## [ASSIGNMENT]
Show all the lines in the data below that include the word "Revolver".

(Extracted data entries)

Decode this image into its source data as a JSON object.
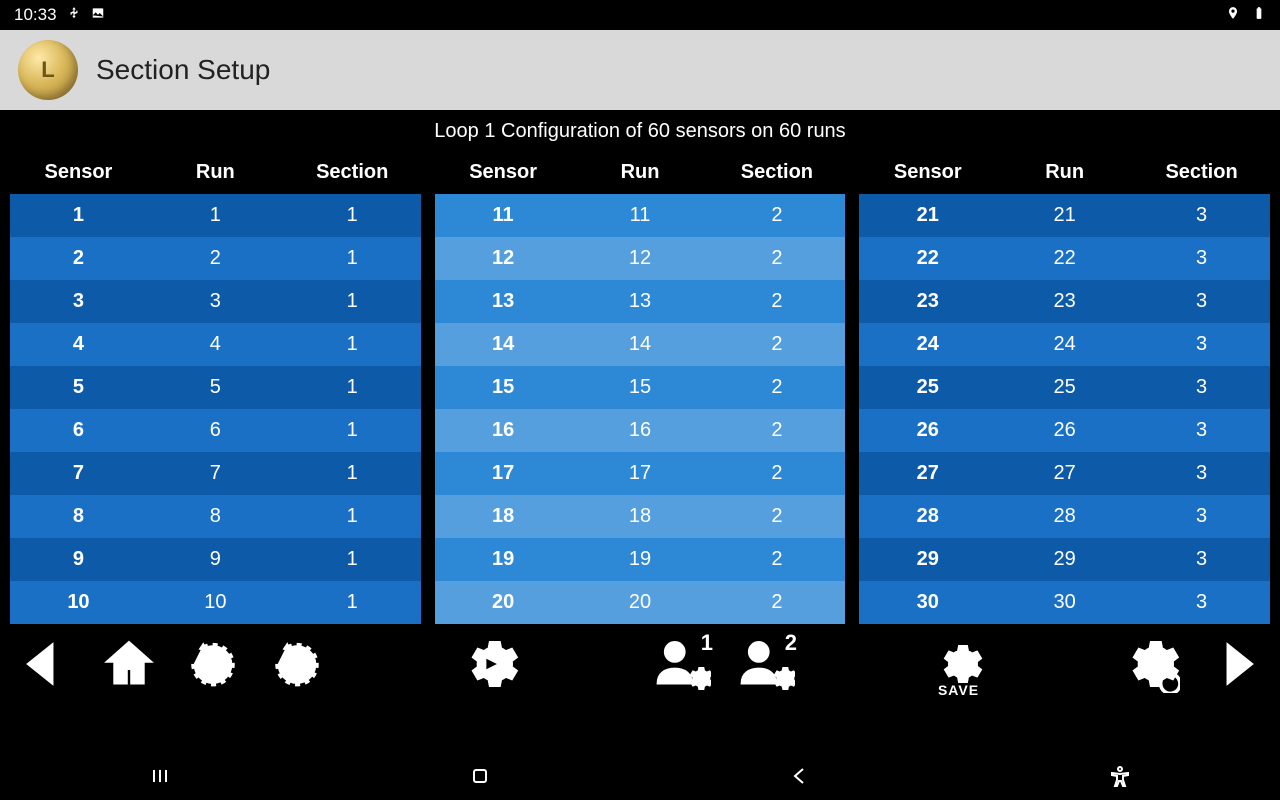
{
  "status": {
    "time": "10:33"
  },
  "header": {
    "title": "Section Setup",
    "logo_letter": "L"
  },
  "subtitle": "Loop 1  Configuration of 60 sensors on 60 runs",
  "columns": {
    "sensor": "Sensor",
    "run": "Run",
    "section": "Section"
  },
  "table1": [
    {
      "sensor": "1",
      "run": "1",
      "section": "1"
    },
    {
      "sensor": "2",
      "run": "2",
      "section": "1"
    },
    {
      "sensor": "3",
      "run": "3",
      "section": "1"
    },
    {
      "sensor": "4",
      "run": "4",
      "section": "1"
    },
    {
      "sensor": "5",
      "run": "5",
      "section": "1"
    },
    {
      "sensor": "6",
      "run": "6",
      "section": "1"
    },
    {
      "sensor": "7",
      "run": "7",
      "section": "1"
    },
    {
      "sensor": "8",
      "run": "8",
      "section": "1"
    },
    {
      "sensor": "9",
      "run": "9",
      "section": "1"
    },
    {
      "sensor": "10",
      "run": "10",
      "section": "1"
    }
  ],
  "table2": [
    {
      "sensor": "11",
      "run": "11",
      "section": "2"
    },
    {
      "sensor": "12",
      "run": "12",
      "section": "2"
    },
    {
      "sensor": "13",
      "run": "13",
      "section": "2"
    },
    {
      "sensor": "14",
      "run": "14",
      "section": "2"
    },
    {
      "sensor": "15",
      "run": "15",
      "section": "2"
    },
    {
      "sensor": "16",
      "run": "16",
      "section": "2"
    },
    {
      "sensor": "17",
      "run": "17",
      "section": "2"
    },
    {
      "sensor": "18",
      "run": "18",
      "section": "2"
    },
    {
      "sensor": "19",
      "run": "19",
      "section": "2"
    },
    {
      "sensor": "20",
      "run": "20",
      "section": "2"
    }
  ],
  "table3": [
    {
      "sensor": "21",
      "run": "21",
      "section": "3"
    },
    {
      "sensor": "22",
      "run": "22",
      "section": "3"
    },
    {
      "sensor": "23",
      "run": "23",
      "section": "3"
    },
    {
      "sensor": "24",
      "run": "24",
      "section": "3"
    },
    {
      "sensor": "25",
      "run": "25",
      "section": "3"
    },
    {
      "sensor": "26",
      "run": "26",
      "section": "3"
    },
    {
      "sensor": "27",
      "run": "27",
      "section": "3"
    },
    {
      "sensor": "28",
      "run": "28",
      "section": "3"
    },
    {
      "sensor": "29",
      "run": "29",
      "section": "3"
    },
    {
      "sensor": "30",
      "run": "30",
      "section": "3"
    }
  ],
  "toolbar": {
    "loop1_badge": "1",
    "loop2_badge": "2",
    "user1_badge": "1",
    "user2_badge": "2",
    "save_label": "SAVE"
  }
}
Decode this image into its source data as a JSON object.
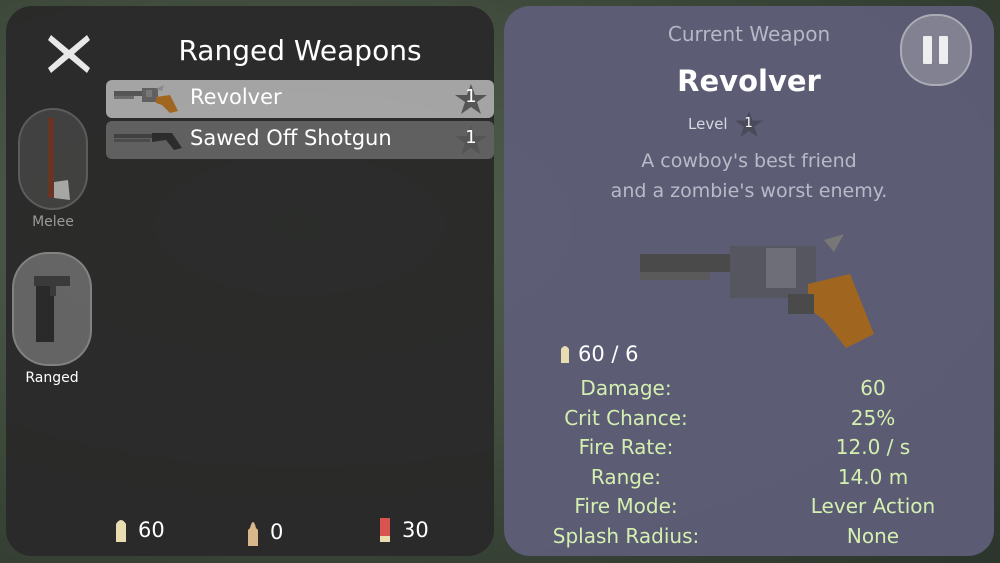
{
  "left_panel": {
    "title": "Ranged Weapons",
    "weapons": [
      {
        "name": "Revolver",
        "level": "1",
        "selected": true
      },
      {
        "name": "Sawed Off Shotgun",
        "level": "1",
        "selected": false
      }
    ],
    "categories": [
      {
        "label": "Melee",
        "icon": "axe-icon",
        "active": false
      },
      {
        "label": "Ranged",
        "icon": "pistol-icon",
        "active": true
      }
    ],
    "ammo": [
      {
        "icon": "pistol-bullet-icon",
        "count": "60"
      },
      {
        "icon": "rifle-bullet-icon",
        "count": "0"
      },
      {
        "icon": "shotgun-shell-icon",
        "count": "30"
      }
    ]
  },
  "right_panel": {
    "header": "Current Weapon",
    "weapon_name": "Revolver",
    "level_label": "Level",
    "level_value": "1",
    "description_line1": "A cowboy's best friend",
    "description_line2": "and a zombie's worst enemy.",
    "ammo_readout": "60 / 6",
    "stats": [
      {
        "label": "Damage:",
        "value": "60"
      },
      {
        "label": "Crit Chance:",
        "value": "25%"
      },
      {
        "label": "Fire Rate:",
        "value": "12.0 / s"
      },
      {
        "label": "Range:",
        "value": "14.0 m"
      },
      {
        "label": "Fire Mode:",
        "value": "Lever Action"
      },
      {
        "label": "Splash Radius:",
        "value": "None"
      }
    ]
  },
  "colors": {
    "stat_text": "#d4f0b0",
    "left_panel_bg": "#282828",
    "right_panel_bg": "#5e5e78",
    "selected_row": "#cdcdcd",
    "shotgun_shell_red": "#d9534f",
    "bullet_tan": "#e8dcb0"
  },
  "icons": {
    "close": "close-x-icon",
    "pause": "pause-icon",
    "level_star": "star-icon"
  }
}
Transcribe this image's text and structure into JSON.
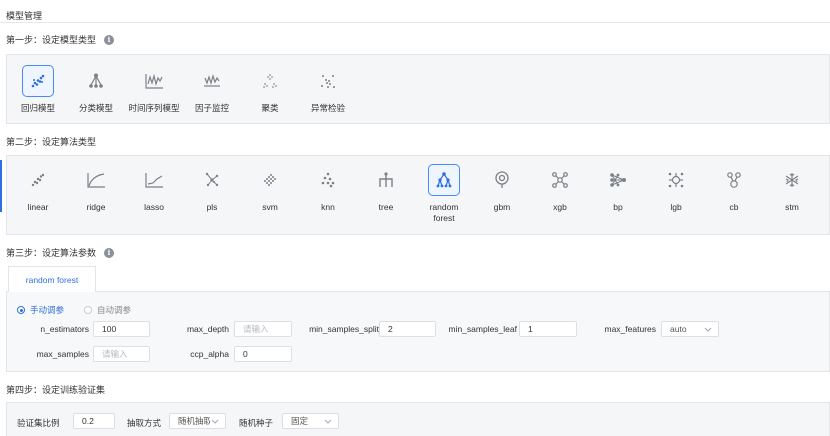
{
  "page": {
    "title": "模型管理"
  },
  "step1": {
    "title": "第一步：设定模型类型",
    "info_icon": "info-circle-icon",
    "items": [
      {
        "label": "回归模型",
        "icon": "scatter-regression-icon",
        "selected": true
      },
      {
        "label": "分类模型",
        "icon": "classification-tree-icon",
        "selected": false
      },
      {
        "label": "时间序列模型",
        "icon": "time-series-icon",
        "selected": false
      },
      {
        "label": "因子监控",
        "icon": "factor-monitor-icon",
        "selected": false
      },
      {
        "label": "聚类",
        "icon": "cluster-icon",
        "selected": false
      },
      {
        "label": "异常检验",
        "icon": "anomaly-detection-icon",
        "selected": false
      }
    ]
  },
  "step2": {
    "title": "第二步：设定算法类型",
    "items": [
      {
        "label": "linear",
        "icon": "linear-scatter-icon",
        "selected": false
      },
      {
        "label": "ridge",
        "icon": "ridge-curve-icon",
        "selected": false
      },
      {
        "label": "lasso",
        "icon": "lasso-curve-icon",
        "selected": false
      },
      {
        "label": "pls",
        "icon": "pls-icon",
        "selected": false
      },
      {
        "label": "svm",
        "icon": "svm-icon",
        "selected": false
      },
      {
        "label": "knn",
        "icon": "knn-icon",
        "selected": false
      },
      {
        "label": "tree",
        "icon": "tree-icon",
        "selected": false
      },
      {
        "label": "random forest",
        "icon": "random-forest-icon",
        "selected": true
      },
      {
        "label": "gbm",
        "icon": "gbm-icon",
        "selected": false
      },
      {
        "label": "xgb",
        "icon": "xgb-icon",
        "selected": false
      },
      {
        "label": "bp",
        "icon": "bp-network-icon",
        "selected": false
      },
      {
        "label": "lgb",
        "icon": "lgb-icon",
        "selected": false
      },
      {
        "label": "cb",
        "icon": "cb-icon",
        "selected": false
      },
      {
        "label": "stm",
        "icon": "stm-icon",
        "selected": false
      }
    ]
  },
  "step3": {
    "title": "第三步：设定算法参数",
    "tab": "random forest",
    "mode_manual": "手动调参",
    "mode_auto": "自动调参",
    "params": {
      "n_estimators": {
        "label": "n_estimators",
        "value": "100"
      },
      "max_depth": {
        "label": "max_depth",
        "placeholder": "请输入"
      },
      "min_samples_split": {
        "label": "min_samples_split",
        "value": "2"
      },
      "min_samples_leaf": {
        "label": "min_samples_leaf",
        "value": "1"
      },
      "max_features": {
        "label": "max_features",
        "value": "auto"
      },
      "max_samples": {
        "label": "max_samples",
        "placeholder": "请输入"
      },
      "ccp_alpha": {
        "label": "ccp_alpha",
        "value": "0"
      }
    }
  },
  "step4": {
    "title": "第四步：设定训练验证集",
    "ratio_label": "验证集比例",
    "ratio_value": "0.2",
    "method_label": "抽取方式",
    "method_value": "随机抽取",
    "seed_label": "随机种子",
    "seed_value": "固定"
  },
  "colors": {
    "accent": "#2f6fe0",
    "icon_gray": "#7b8089"
  }
}
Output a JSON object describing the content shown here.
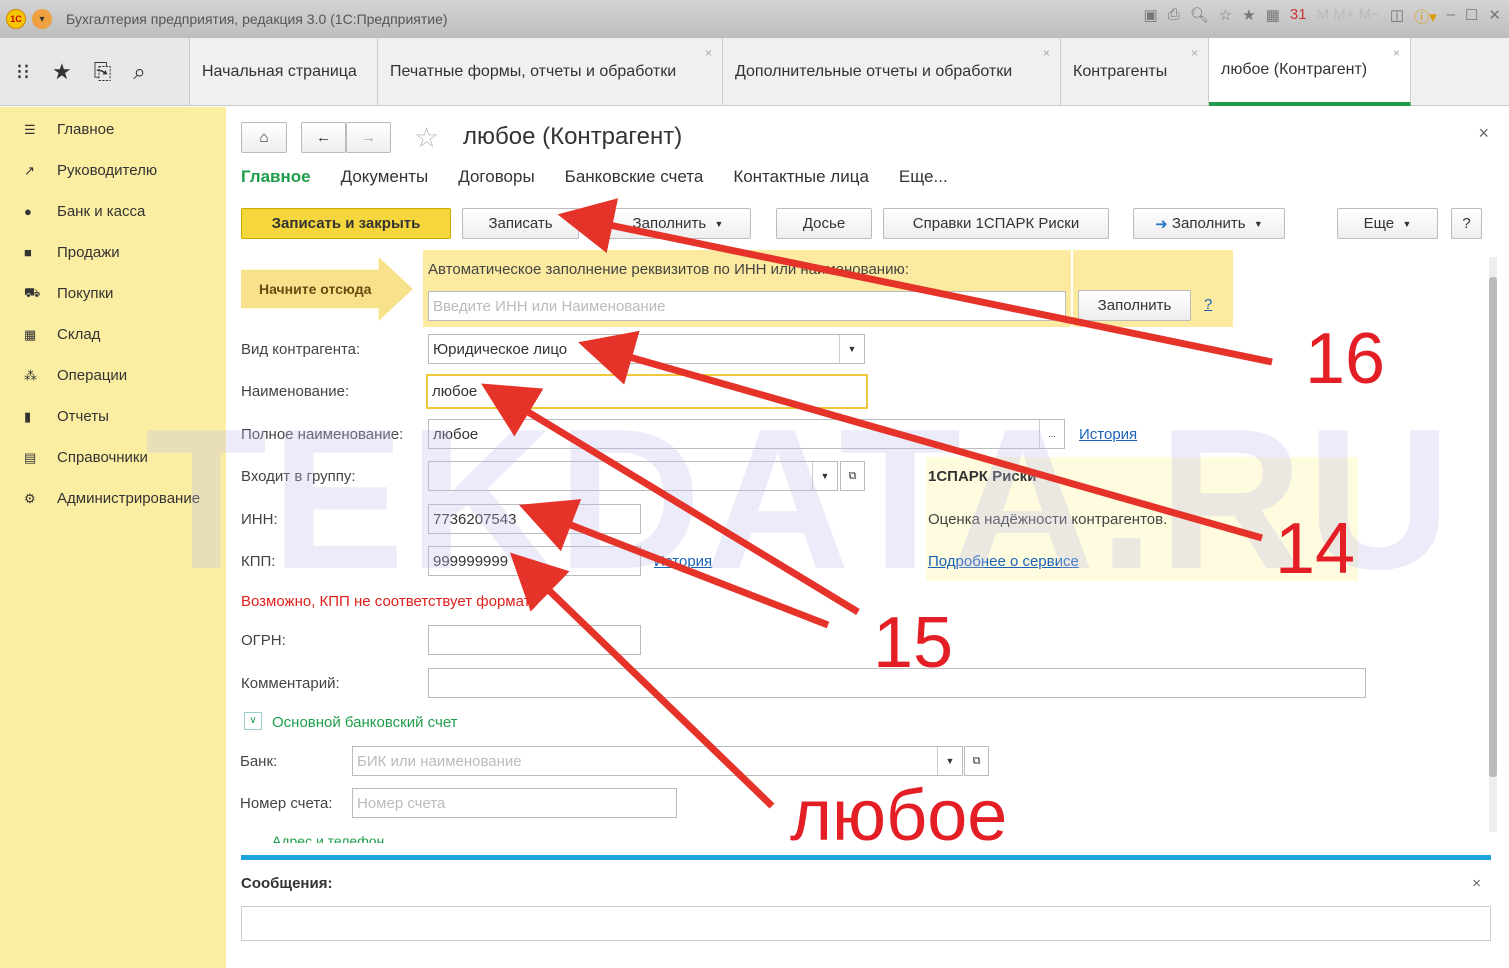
{
  "window": {
    "title": "Бухгалтерия предприятия, редакция 3.0  (1С:Предприятие)"
  },
  "tabs": [
    "Начальная страница",
    "Печатные формы, отчеты и обработки",
    "Дополнительные отчеты и обработки",
    "Контрагенты",
    "любое (Контрагент)"
  ],
  "sidebar": [
    "Главное",
    "Руководителю",
    "Банк и касса",
    "Продажи",
    "Покупки",
    "Склад",
    "Операции",
    "Отчеты",
    "Справочники",
    "Администрирование"
  ],
  "form": {
    "title": "любое (Контрагент)",
    "subtabs": [
      "Главное",
      "Документы",
      "Договоры",
      "Банковские счета",
      "Контактные лица",
      "Еще..."
    ],
    "buttons": {
      "save_close": "Записать и закрыть",
      "save": "Записать",
      "fill": "Заполнить",
      "dossier": "Досье",
      "spark": "Справки 1СПАРК Риски",
      "fill2": "Заполнить",
      "more": "Еще",
      "help": "?"
    },
    "start_here": "Начните отсюда",
    "auto_fill_label": "Автоматическое заполнение реквизитов по ИНН или наименованию:",
    "auto_fill_placeholder": "Введите ИНН или Наименование",
    "auto_fill_button": "Заполнить",
    "auto_help": "?",
    "fields": {
      "kind_label": "Вид контрагента:",
      "kind": "Юридическое лицо",
      "name_label": "Наименование:",
      "name": "любое",
      "full_label": "Полное наименование:",
      "full": "любое",
      "history": "История",
      "group_label": "Входит в группу:",
      "inn_label": "ИНН:",
      "inn": "7736207543",
      "kpp_label": "КПП:",
      "kpp": "999999999",
      "kpp_history": "История",
      "kpp_warning": "Возможно, КПП не соответствует формату",
      "ogrn_label": "ОГРН:",
      "comment_label": "Комментарий:",
      "bank_section": "Основной банковский счет",
      "bank_label": "Банк:",
      "bank_placeholder": "БИК или наименование",
      "account_label": "Номер счета:",
      "account_placeholder": "Номер счета",
      "address_section": "Адрес и телефон"
    },
    "spark": {
      "title": "1СПАРК Риски",
      "text": "Оценка надёжности контрагентов.",
      "link": "Подробнее о сервисе"
    },
    "messages": "Сообщения:"
  },
  "annotations": [
    "16",
    "14",
    "15",
    "любое"
  ],
  "watermark": "TEKDATA.RU"
}
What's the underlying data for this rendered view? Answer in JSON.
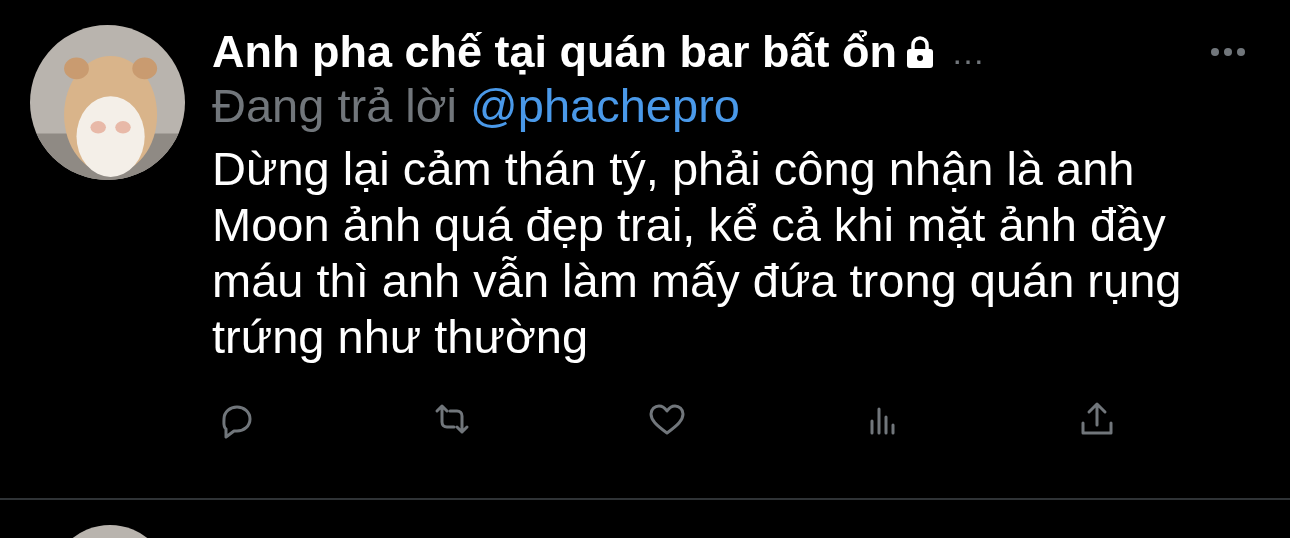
{
  "tweet": {
    "author": "Anh pha chế tại quán bar bất ổn",
    "protected": true,
    "truncation": "…",
    "reply_prefix": "Đang trả lời",
    "reply_to": "@phachepro",
    "text": "Dừng lại cảm thán tý, phải công nhận là anh Moon ảnh quá đẹp trai, kể cả khi mặt ảnh đầy máu thì anh vẫn làm mấy đứa trong quán rụng trứng như thường",
    "actions": [
      {
        "kind": "reply"
      },
      {
        "kind": "retweet"
      },
      {
        "kind": "like"
      },
      {
        "kind": "views"
      },
      {
        "kind": "share"
      }
    ]
  }
}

## [TASK RESULT]
        "name": "Revolver",
    "weapon_name": "Revolver",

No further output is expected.